- [WHAT IS EXPECTED] Pictures excluded, return every entry exactly, please.

⟨

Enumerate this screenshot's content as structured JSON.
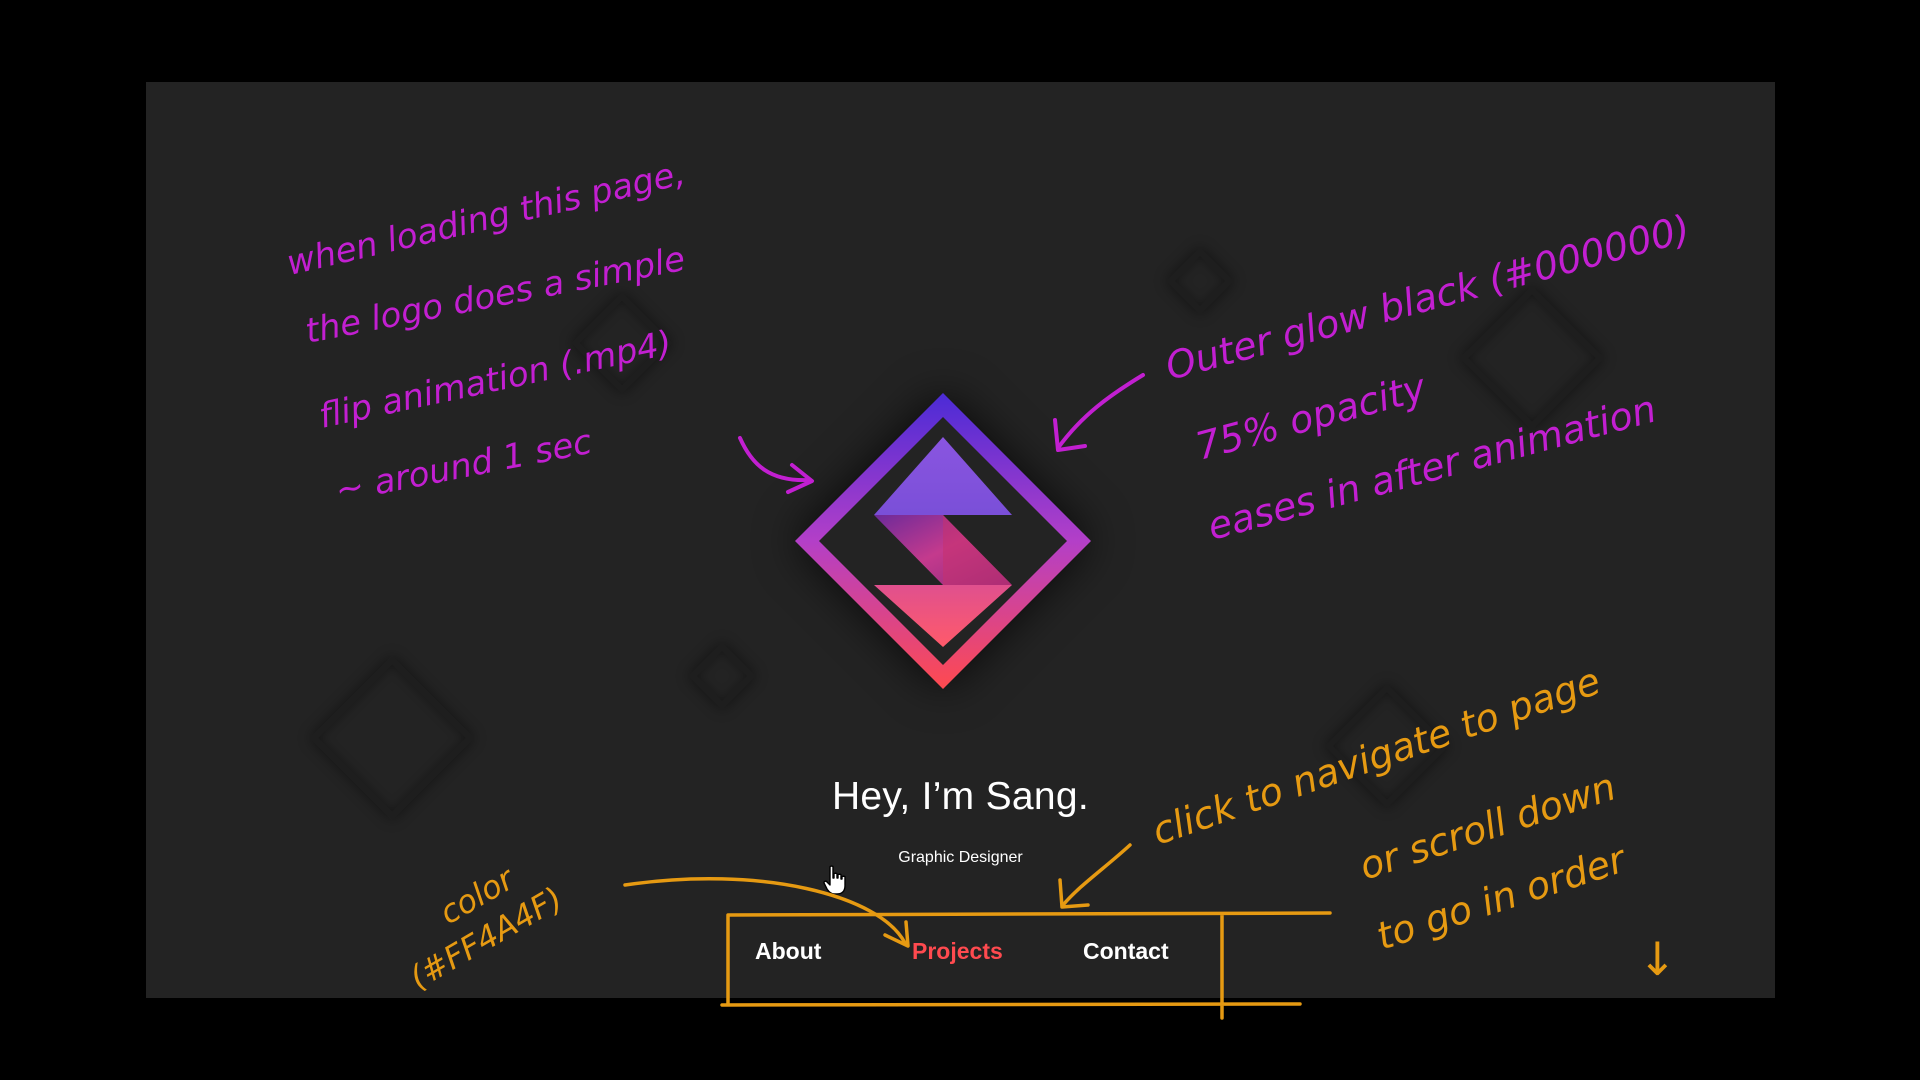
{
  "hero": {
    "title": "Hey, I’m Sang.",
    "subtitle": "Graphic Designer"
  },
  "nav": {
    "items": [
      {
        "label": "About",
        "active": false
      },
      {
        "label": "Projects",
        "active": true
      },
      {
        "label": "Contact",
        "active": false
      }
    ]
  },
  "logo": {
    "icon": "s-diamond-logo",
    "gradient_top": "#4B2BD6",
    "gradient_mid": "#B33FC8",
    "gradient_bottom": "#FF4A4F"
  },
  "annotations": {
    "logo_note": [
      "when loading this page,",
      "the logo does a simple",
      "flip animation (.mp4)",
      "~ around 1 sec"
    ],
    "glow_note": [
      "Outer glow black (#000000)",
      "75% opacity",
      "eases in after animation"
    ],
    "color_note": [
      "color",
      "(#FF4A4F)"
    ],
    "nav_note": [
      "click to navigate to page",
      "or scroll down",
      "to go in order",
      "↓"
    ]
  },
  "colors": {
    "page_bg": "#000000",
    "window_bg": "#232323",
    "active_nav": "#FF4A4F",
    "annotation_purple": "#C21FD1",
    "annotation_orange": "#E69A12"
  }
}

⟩

- [YOUR RESPONSE]
Enumerate this screenshot's content as structured JSON.
{
  "hero": {
    "title": "Hey, I’m Sang.",
    "subtitle": "Graphic Designer"
  },
  "nav": {
    "items": [
      {
        "label": "About",
        "active": false
      },
      {
        "label": "Projects",
        "active": true
      },
      {
        "label": "Contact",
        "active": false
      }
    ]
  },
  "logo": {
    "icon": "s-diamond-logo",
    "gradient_top": "#4B2BD6",
    "gradient_mid": "#B33FC8",
    "gradient_bottom": "#FF4A4F"
  },
  "annotations": {
    "logo_note": [
      "when loading this page,",
      "the logo does a simple",
      "flip animation (.mp4)",
      "~ around 1 sec"
    ],
    "glow_note": [
      "Outer glow black (#000000)",
      "75% opacity",
      "eases in after animation"
    ],
    "color_note": [
      "color",
      "(#FF4A4F)"
    ],
    "nav_note": [
      "click to navigate to page",
      "or scroll down",
      "to go in order",
      "↓"
    ]
  },
  "colors": {
    "page_bg": "#000000",
    "window_bg": "#232323",
    "active_nav": "#FF4A4F",
    "annotation_purple": "#C21FD1",
    "annotation_orange": "#E69A12"
  }
}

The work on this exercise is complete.